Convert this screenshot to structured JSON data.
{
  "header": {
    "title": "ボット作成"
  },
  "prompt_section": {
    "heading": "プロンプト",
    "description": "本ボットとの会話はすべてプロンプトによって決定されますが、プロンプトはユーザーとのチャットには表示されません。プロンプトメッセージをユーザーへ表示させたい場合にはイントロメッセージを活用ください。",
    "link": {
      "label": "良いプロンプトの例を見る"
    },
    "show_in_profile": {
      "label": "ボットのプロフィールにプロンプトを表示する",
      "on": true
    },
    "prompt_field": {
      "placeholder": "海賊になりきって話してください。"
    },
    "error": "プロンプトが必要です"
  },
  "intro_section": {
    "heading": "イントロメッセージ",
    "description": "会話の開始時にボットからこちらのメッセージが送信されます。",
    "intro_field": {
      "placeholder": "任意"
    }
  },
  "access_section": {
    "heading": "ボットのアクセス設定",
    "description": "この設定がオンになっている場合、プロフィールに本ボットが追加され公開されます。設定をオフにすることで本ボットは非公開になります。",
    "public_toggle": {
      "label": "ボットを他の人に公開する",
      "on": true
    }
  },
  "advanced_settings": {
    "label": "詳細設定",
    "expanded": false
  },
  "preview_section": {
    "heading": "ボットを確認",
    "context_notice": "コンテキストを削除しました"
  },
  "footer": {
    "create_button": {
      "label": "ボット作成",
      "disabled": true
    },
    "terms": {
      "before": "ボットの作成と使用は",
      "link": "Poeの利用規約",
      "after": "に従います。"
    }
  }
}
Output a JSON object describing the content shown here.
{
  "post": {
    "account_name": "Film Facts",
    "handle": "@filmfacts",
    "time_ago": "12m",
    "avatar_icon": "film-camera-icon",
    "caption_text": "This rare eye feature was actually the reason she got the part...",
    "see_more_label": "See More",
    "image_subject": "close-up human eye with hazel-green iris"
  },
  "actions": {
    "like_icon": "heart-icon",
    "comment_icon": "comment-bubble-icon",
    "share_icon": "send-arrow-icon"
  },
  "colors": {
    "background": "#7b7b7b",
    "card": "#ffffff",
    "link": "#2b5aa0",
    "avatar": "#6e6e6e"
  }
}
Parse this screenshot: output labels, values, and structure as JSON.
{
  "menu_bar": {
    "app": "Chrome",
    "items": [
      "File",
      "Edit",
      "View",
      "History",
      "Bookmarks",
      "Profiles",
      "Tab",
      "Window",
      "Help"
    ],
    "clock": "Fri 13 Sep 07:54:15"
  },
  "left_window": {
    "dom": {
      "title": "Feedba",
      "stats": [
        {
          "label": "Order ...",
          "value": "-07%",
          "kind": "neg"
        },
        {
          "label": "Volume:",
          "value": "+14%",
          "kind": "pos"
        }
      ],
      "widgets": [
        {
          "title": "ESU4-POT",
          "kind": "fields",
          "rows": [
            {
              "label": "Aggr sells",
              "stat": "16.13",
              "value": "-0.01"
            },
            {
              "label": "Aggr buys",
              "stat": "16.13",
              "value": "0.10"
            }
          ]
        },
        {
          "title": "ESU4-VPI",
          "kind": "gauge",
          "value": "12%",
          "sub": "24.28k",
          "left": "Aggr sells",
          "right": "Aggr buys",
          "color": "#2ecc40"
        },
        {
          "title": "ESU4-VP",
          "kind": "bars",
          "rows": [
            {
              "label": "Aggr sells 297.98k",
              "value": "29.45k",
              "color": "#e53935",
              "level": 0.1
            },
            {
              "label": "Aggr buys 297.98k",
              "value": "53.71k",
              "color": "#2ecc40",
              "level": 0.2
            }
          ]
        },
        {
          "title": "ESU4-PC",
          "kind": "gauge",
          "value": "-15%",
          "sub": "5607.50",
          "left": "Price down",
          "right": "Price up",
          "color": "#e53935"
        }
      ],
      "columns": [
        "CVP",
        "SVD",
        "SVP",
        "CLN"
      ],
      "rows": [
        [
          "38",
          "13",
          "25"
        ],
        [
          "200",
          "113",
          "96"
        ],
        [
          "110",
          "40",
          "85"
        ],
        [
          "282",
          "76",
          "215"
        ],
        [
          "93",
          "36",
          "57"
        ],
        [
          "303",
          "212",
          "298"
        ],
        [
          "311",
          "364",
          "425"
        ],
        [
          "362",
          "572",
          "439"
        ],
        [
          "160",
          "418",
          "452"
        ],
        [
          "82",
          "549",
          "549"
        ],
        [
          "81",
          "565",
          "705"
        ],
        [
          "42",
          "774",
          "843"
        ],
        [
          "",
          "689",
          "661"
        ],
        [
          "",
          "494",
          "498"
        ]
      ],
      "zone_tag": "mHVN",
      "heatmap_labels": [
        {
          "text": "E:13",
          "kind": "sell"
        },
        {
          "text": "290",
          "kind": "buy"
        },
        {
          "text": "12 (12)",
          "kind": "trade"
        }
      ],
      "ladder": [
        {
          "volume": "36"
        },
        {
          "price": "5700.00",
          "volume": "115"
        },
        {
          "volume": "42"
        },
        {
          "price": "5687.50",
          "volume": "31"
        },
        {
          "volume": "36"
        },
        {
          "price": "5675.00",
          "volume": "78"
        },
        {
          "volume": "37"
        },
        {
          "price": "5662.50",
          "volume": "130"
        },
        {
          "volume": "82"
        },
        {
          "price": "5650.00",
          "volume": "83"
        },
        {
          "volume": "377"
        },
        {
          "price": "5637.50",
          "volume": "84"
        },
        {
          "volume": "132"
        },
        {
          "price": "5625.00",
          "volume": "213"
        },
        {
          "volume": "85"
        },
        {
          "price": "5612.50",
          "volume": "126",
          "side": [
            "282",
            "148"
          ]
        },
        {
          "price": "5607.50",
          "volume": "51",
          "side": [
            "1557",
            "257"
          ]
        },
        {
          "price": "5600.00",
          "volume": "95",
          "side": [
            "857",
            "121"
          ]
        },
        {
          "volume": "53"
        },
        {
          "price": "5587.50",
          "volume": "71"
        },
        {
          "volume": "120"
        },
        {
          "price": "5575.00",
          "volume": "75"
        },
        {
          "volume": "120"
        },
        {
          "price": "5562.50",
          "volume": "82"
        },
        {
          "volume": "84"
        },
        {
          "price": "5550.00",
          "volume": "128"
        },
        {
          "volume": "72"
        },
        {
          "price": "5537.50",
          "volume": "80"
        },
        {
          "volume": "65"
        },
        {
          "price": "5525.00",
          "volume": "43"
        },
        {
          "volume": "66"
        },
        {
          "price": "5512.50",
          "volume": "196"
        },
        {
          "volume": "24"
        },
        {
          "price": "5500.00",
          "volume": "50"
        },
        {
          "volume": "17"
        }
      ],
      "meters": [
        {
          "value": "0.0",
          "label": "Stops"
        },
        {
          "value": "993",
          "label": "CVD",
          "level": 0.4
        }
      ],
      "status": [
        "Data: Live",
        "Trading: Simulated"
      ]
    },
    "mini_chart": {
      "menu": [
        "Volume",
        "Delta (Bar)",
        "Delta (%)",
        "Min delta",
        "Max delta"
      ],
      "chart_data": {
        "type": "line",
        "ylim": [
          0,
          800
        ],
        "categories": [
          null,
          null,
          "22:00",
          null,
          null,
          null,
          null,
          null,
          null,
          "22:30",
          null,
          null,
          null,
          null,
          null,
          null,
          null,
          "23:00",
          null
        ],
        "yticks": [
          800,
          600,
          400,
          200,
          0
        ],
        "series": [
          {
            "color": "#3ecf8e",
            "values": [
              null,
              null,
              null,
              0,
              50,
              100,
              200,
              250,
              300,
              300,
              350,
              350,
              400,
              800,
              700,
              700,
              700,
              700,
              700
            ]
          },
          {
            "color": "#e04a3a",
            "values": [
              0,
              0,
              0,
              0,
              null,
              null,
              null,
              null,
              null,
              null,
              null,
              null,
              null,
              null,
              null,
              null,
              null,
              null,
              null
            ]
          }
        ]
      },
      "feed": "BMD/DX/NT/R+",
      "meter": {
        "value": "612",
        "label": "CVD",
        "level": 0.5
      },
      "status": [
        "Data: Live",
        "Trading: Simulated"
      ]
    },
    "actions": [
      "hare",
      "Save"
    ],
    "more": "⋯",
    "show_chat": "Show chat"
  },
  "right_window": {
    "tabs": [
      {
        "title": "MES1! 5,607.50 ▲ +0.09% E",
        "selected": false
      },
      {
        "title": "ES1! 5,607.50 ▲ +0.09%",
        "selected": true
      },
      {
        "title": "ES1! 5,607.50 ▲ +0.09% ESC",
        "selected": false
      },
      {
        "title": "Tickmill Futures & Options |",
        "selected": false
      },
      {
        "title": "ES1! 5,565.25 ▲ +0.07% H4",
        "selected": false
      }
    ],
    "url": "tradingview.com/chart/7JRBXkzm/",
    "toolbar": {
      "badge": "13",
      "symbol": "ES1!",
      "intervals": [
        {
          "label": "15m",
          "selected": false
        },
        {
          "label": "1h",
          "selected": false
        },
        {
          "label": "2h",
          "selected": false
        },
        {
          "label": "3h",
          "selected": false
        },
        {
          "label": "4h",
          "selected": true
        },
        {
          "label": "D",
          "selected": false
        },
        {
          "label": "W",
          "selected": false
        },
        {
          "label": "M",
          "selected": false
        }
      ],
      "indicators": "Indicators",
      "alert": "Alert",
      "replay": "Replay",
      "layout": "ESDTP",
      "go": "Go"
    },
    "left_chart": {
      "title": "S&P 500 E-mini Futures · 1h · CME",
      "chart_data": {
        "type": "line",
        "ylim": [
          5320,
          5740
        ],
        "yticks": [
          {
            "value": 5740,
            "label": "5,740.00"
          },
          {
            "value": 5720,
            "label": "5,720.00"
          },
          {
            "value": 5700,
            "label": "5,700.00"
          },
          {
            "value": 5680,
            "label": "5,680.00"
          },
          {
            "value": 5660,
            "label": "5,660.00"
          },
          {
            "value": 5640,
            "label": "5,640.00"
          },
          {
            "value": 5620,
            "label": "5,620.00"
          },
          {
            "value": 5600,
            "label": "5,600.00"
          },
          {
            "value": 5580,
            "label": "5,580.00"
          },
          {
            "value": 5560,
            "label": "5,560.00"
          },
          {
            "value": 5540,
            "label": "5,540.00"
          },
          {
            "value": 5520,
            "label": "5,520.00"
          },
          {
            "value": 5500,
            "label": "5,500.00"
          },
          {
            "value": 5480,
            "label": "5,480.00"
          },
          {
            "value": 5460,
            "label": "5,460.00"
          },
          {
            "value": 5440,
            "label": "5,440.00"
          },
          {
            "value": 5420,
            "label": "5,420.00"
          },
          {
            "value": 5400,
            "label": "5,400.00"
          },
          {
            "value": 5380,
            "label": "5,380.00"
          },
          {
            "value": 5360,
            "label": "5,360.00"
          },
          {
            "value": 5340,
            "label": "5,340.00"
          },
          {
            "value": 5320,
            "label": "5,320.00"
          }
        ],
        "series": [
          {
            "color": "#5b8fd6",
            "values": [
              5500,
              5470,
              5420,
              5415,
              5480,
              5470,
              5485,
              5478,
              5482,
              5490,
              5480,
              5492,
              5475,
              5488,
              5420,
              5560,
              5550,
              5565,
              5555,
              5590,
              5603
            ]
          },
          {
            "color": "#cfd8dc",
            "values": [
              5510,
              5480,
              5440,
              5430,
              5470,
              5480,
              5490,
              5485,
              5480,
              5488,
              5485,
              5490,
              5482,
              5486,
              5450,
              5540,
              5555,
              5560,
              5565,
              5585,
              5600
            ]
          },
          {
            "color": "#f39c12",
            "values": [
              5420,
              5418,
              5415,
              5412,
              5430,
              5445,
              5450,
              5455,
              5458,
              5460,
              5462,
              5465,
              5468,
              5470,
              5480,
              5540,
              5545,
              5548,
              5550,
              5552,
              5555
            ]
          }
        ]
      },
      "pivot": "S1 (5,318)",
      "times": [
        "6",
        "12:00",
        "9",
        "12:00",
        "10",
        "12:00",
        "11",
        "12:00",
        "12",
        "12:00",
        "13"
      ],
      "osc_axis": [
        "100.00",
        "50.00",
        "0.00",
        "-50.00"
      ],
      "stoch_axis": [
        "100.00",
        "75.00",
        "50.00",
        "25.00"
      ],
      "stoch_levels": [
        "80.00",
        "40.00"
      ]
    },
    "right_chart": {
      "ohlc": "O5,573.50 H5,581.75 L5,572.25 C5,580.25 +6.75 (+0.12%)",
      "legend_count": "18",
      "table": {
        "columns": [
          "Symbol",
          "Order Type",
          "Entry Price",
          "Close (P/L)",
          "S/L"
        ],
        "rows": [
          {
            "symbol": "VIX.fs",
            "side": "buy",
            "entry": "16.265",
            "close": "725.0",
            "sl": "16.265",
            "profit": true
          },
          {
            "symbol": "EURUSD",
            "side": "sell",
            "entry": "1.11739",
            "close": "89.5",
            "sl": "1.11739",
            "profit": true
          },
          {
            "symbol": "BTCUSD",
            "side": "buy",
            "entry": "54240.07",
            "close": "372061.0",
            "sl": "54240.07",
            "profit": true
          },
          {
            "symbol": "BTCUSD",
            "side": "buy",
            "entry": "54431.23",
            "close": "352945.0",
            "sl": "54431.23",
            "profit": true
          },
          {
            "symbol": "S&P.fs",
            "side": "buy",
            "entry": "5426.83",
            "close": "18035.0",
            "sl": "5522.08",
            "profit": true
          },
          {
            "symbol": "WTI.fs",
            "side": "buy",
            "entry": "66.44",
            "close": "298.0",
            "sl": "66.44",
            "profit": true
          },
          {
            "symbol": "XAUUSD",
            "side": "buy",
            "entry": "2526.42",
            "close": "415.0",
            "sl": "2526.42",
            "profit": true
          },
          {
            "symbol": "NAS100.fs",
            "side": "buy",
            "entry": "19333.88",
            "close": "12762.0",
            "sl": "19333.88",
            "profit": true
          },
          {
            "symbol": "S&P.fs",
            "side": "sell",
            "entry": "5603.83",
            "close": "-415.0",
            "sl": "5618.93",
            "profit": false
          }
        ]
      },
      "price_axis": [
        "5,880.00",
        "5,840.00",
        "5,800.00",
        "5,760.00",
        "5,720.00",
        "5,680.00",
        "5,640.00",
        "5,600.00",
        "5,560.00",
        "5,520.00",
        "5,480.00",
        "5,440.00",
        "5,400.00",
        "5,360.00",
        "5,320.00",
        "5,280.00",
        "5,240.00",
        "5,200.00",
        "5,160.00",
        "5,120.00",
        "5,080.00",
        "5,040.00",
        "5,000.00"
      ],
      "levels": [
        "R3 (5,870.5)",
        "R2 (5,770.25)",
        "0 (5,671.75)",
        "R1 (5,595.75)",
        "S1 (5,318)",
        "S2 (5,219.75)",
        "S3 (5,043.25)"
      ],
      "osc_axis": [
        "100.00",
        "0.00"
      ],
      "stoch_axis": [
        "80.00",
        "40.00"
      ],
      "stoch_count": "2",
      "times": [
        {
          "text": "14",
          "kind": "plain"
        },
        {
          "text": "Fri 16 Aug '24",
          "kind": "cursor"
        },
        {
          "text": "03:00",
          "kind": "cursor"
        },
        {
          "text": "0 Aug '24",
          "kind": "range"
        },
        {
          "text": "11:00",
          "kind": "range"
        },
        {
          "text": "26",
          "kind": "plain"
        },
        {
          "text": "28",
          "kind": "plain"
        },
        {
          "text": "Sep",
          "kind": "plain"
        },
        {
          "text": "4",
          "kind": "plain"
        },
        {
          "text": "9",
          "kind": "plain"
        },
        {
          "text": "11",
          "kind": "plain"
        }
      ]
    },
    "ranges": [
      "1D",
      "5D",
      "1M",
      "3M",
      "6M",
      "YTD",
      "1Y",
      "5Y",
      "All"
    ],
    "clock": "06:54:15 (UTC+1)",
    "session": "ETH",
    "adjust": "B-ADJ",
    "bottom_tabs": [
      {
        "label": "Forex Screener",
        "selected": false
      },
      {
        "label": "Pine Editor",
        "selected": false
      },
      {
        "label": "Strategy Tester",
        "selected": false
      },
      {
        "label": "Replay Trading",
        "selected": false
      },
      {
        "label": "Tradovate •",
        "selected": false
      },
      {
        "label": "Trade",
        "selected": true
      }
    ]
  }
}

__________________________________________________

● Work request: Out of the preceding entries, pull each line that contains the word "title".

● Result:
    "title": "ボット作成"
      "title": "Feedba",
          "title": "ESU4-POT",
          "title": "ESU4-VPI",
          "title": "ESU4-VP",
          "title": "ESU4-PC",
        "title": "MES1! 5,607.50 ▲ +0.09% E",
        "title": "ES1! 5,607.50 ▲ +0.09%",
        "title": "ES1! 5,607.50 ▲ +0.09% ESC",
        "title": "Tickmill Futures & Options |",
        "title": "ES1! 5,565.25 ▲ +0.07% H4",
      "title": "S&P 500 E-mini Futures · 1h · CME",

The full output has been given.